Exercise brief: The answer must be an exact copy of every record below.

□ □ □

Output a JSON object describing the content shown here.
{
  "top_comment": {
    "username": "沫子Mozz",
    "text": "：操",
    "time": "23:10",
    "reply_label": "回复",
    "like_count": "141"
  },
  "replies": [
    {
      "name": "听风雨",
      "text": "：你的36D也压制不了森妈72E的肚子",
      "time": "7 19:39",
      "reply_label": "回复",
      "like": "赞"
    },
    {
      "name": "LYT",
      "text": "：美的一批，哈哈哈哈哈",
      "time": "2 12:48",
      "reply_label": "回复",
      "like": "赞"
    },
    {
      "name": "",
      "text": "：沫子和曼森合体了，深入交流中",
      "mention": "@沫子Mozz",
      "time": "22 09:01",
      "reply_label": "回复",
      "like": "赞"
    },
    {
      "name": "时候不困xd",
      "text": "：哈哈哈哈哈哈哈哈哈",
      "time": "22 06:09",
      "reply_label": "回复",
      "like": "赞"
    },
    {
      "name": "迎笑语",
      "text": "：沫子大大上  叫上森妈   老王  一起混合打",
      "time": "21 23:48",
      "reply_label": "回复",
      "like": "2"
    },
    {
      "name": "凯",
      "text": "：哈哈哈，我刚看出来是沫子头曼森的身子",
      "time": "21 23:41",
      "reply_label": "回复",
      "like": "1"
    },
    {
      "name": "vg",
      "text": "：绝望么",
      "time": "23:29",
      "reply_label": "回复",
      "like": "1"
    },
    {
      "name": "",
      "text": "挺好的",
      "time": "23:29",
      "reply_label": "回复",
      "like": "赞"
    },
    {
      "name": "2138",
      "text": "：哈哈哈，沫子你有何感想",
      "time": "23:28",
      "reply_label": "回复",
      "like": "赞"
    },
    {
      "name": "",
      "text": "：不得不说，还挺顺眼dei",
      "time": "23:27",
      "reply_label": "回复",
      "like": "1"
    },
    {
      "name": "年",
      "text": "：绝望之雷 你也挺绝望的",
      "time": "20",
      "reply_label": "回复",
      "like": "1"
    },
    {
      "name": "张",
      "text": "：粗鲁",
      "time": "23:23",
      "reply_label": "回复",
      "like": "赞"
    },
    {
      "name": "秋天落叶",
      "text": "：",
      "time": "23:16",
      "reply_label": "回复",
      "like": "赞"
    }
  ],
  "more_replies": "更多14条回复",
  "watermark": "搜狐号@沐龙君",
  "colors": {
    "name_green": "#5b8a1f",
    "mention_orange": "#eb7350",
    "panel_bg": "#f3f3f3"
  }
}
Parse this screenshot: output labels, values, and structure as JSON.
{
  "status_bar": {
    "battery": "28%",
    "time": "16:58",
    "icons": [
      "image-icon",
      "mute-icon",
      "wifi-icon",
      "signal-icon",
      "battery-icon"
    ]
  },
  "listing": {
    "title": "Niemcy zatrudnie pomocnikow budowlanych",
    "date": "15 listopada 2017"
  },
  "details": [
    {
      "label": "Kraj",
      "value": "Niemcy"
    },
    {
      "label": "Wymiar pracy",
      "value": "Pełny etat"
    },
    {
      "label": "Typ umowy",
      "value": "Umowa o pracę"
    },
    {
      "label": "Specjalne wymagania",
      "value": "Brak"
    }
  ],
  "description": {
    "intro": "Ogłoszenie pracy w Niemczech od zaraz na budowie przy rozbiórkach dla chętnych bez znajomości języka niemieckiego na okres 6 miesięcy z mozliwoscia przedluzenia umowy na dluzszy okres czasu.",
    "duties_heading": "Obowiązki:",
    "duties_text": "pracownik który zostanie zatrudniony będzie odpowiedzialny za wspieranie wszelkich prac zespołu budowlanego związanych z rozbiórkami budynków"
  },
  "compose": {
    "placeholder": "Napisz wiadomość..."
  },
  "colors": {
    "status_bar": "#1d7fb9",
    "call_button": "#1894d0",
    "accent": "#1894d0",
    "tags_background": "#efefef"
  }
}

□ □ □

Solution:
Output a JSON object describing the content shown here.
{
  "top_comment": {
    "username": "沫子Mozz",
    "text": "：操",
    "time": "23:10",
    "reply_label": "回复",
    "like_count": "141"
  },
  "replies": [
    {
      "name": "听风雨",
      "text": "：你的36D也压制不了森妈72E的肚子",
      "time": "7 19:39",
      "reply_label": "回复",
      "like": "赞"
    },
    {
      "name": "LYT",
      "text": "：美的一批，哈哈哈哈哈",
      "time": "2 12:48",
      "reply_label": "回复",
      "like": "赞"
    },
    {
      "name": "",
      "text": "：沫子和曼森合体了，深入交流中",
      "mention": "@沫子Mozz",
      "time": "22 09:01",
      "reply_label": "回复",
      "like": "赞"
    },
    {
      "name": "时候不困xd",
      "text": "：哈哈哈哈哈哈哈哈哈",
      "time": "22 06:09",
      "reply_label": "回复",
      "like": "赞"
    },
    {
      "name": "迎笑语",
      "text": "：沫子大大上  叫上森妈   老王  一起混合打",
      "time": "21 23:48",
      "reply_label": "回复",
      "like": "2"
    },
    {
      "name": "凯",
      "text": "：哈哈哈，我刚看出来是沫子头曼森的身子",
      "time": "21 23:41",
      "reply_label": "回复",
      "like": "1"
    },
    {
      "name": "vg",
      "text": "：绝望么",
      "time": "23:29",
      "reply_label": "回复",
      "like": "1"
    },
    {
      "name": "",
      "text": "挺好的",
      "time": "23:29",
      "reply_label": "回复",
      "like": "赞"
    },
    {
      "name": "2138",
      "text": "：哈哈哈，沫子你有何感想",
      "time": "23:28",
      "reply_label": "回复",
      "like": "赞"
    },
    {
      "name": "",
      "text": "：不得不说，还挺顺眼dei",
      "time": "23:27",
      "reply_label": "回复",
      "like": "1"
    },
    {
      "name": "年",
      "text": "：绝望之雷 你也挺绝望的",
      "time": "20",
      "reply_label": "回复",
      "like": "1"
    },
    {
      "name": "张",
      "text": "：粗鲁",
      "time": "23:23",
      "reply_label": "回复",
      "like": "赞"
    },
    {
      "name": "秋天落叶",
      "text": "：",
      "time": "23:16",
      "reply_label": "回复",
      "like": "赞"
    }
  ],
  "more_replies": "更多14条回复",
  "watermark": "搜狐号@沐龙君",
  "colors": {
    "name_green": "#5b8a1f",
    "mention_orange": "#eb7350",
    "panel_bg": "#f3f3f3"
  }
}
Parse this screenshot: output labels, values, and structure as JSON.
{
  "status_bar": {
    "battery": "28%",
    "time": "16:58",
    "icons": [
      "image-icon",
      "mute-icon",
      "wifi-icon",
      "signal-icon",
      "battery-icon"
    ]
  },
  "listing": {
    "title": "Niemcy zatrudnie pomocnikow budowlanych",
    "date": "15 listopada 2017"
  },
  "details": [
    {
      "label": "Kraj",
      "value": "Niemcy"
    },
    {
      "label": "Wymiar pracy",
      "value": "Pełny etat"
    },
    {
      "label": "Typ umowy",
      "value": "Umowa o pracę"
    },
    {
      "label": "Specjalne wymagania",
      "value": "Brak"
    }
  ],
  "description": {
    "intro": "Ogłoszenie pracy w Niemczech od zaraz na budowie przy rozbiórkach dla chętnych bez znajomości języka niemieckiego na okres 6 miesięcy z mozliwoscia przedluzenia umowy na dluzszy okres czasu.",
    "duties_heading": "Obowiązki:",
    "duties_text": "pracownik który zostanie zatrudniony będzie odpowiedzialny za wspieranie wszelkich prac zespołu budowlanego związanych z rozbiórkami budynków"
  },
  "compose": {
    "placeholder": "Napisz wiadomość..."
  },
  "colors": {
    "status_bar": "#1d7fb9",
    "call_button": "#1894d0",
    "accent": "#1894d0",
    "tags_background": "#efefef"
  }
}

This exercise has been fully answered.